Had a chance to compare them with my buddys system,Krell 402 AMP, Mac 2300 pre, and some Focal 1037be with a VPI classic spinning. For me, there was no comparision, the Beolabs are in a different league.

Just my 2 cents...
I heard them at the B&O showroom in Beverly Hills on 3 separate occasions during spring and summer of 2008. Truly terrible every time with audible break-up at modest SPLs. I'm pretty sure that one of these speakers was defective, but 3 auditions over 6 months and store employees never addressed the issue. Cant't dismiss the product, but how can you ever get comfortable with the price tag when they can't arrange a decent demo.


PS It's always possible that the speakers weren't defective, but I honestly doubt that.
They appear to use the Vifa 3 inch dome midrange (D75MX-31-08). This is the same as is used on some PMC's.

It is a good sounding midrange but it cannot play very loud without compression/distortion.
In the sake of resurrection:

I auditioned the Beolab 5 and I left the store in state of shock, how great these speakers are. Absolutely stunning especially at very high and painful spl they sounded composed and I could not detect much compression & distortion. Absolutely brilliant.

Now, what I don't understand is why so many people are negative about them... I really don't, it doesn't make any sense... After all this is 21st century!! I welcome technology advancement.
I own both, a traditional setup (Audio Research GS, Wilson Puppy) in my weekend home, and Beolab 5's with BeoCenter 2 in my DC apartment. I must say, there's just no comparison ... in an unexpected way.

If the traditional setup is like a Mercedes Benz AMG S65, then the B&O's are an Audi R8. They each offer a great — yet completely different — ownership, listening and 'wow your guests' experience.

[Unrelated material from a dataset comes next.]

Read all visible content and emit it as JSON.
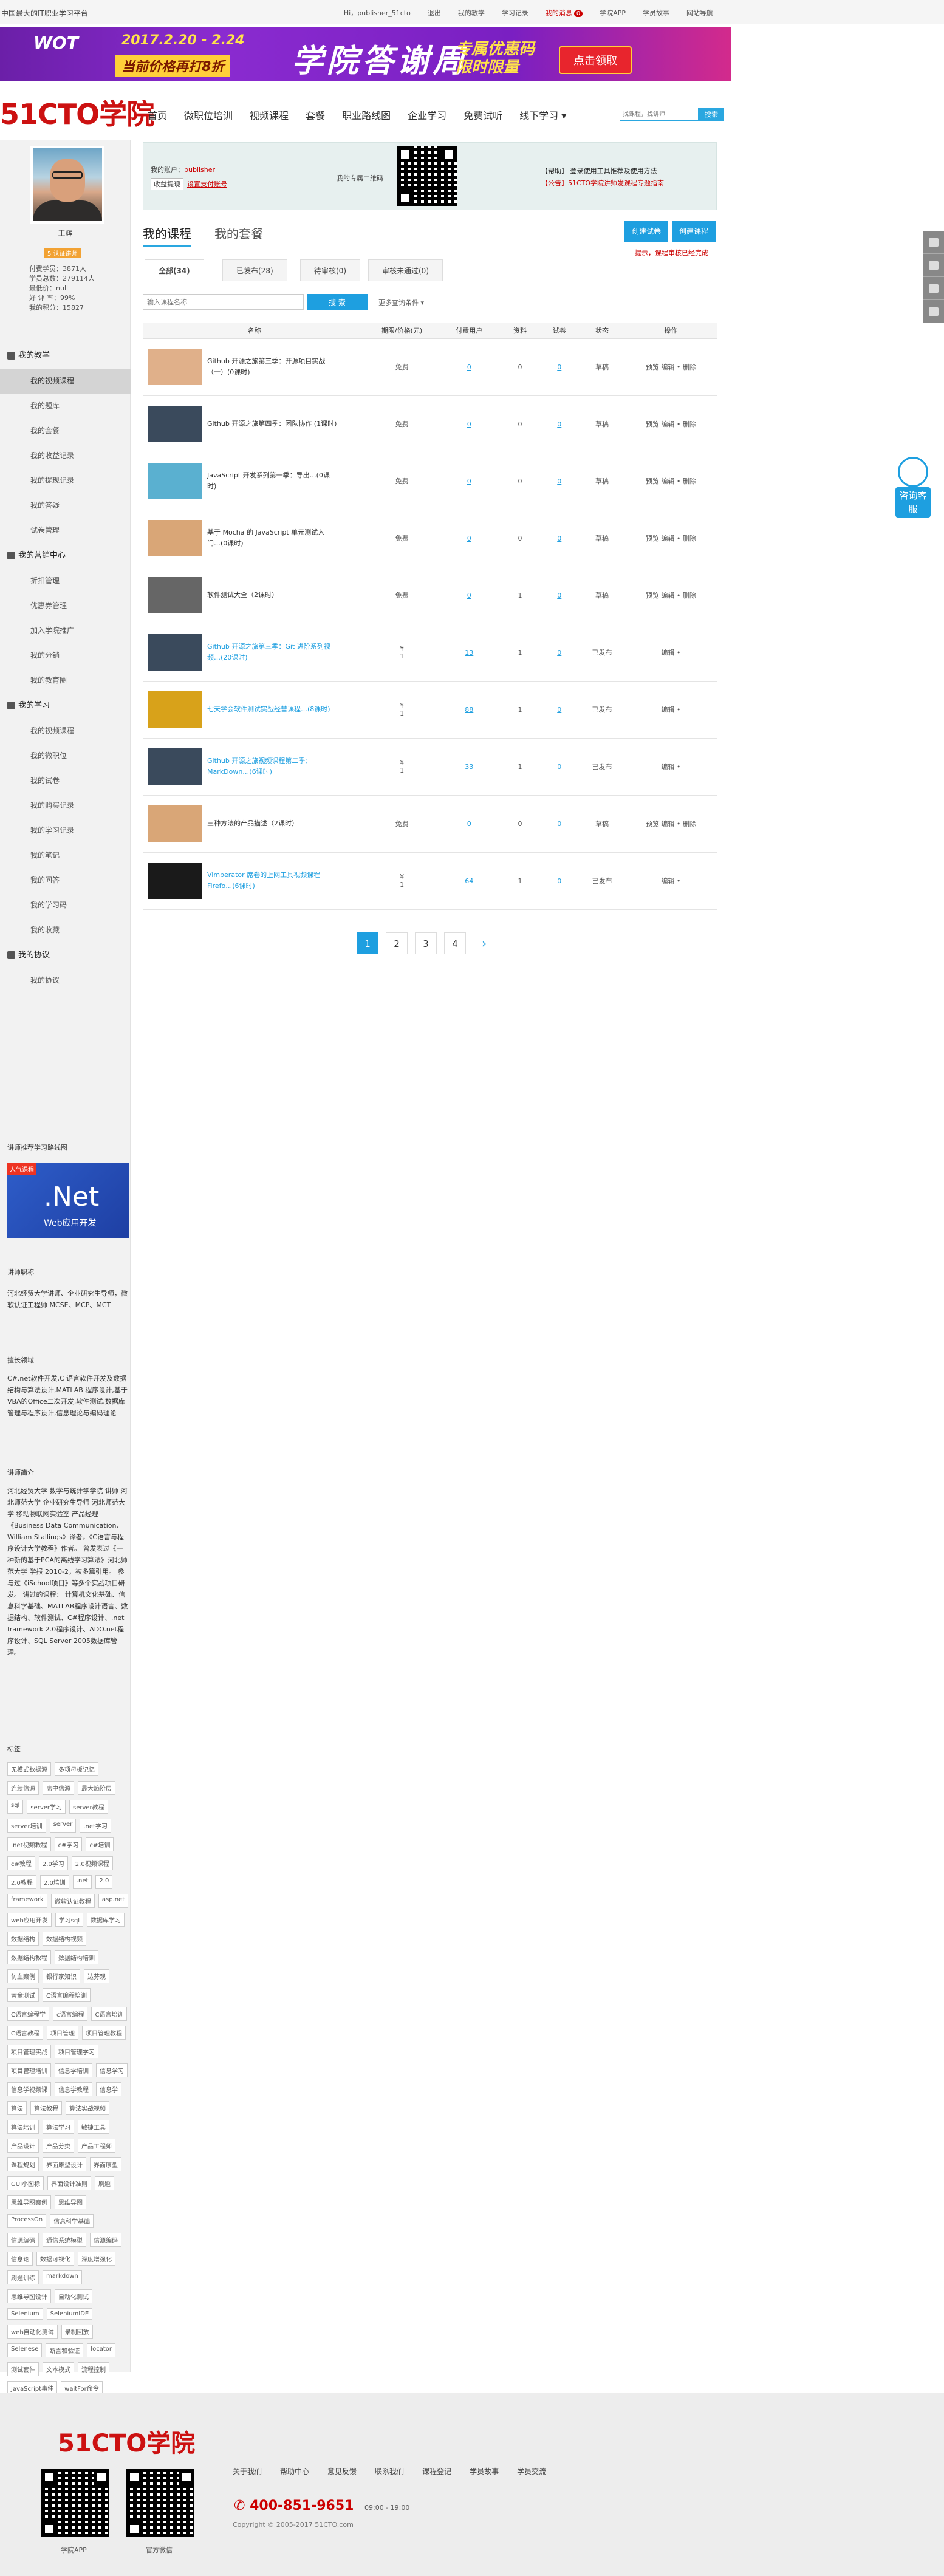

IMHO, the B&O's easily keep up with their counterpart in every way.
The biggest difference is in their qualitative sound properties. The traditional setup I describe as "warmer and fulfilling". The B&O's as "accurate and dynamic" and they both have similar presence and staging (Despite the 'acoustic lens', I still position the B&O's in a traditional manner).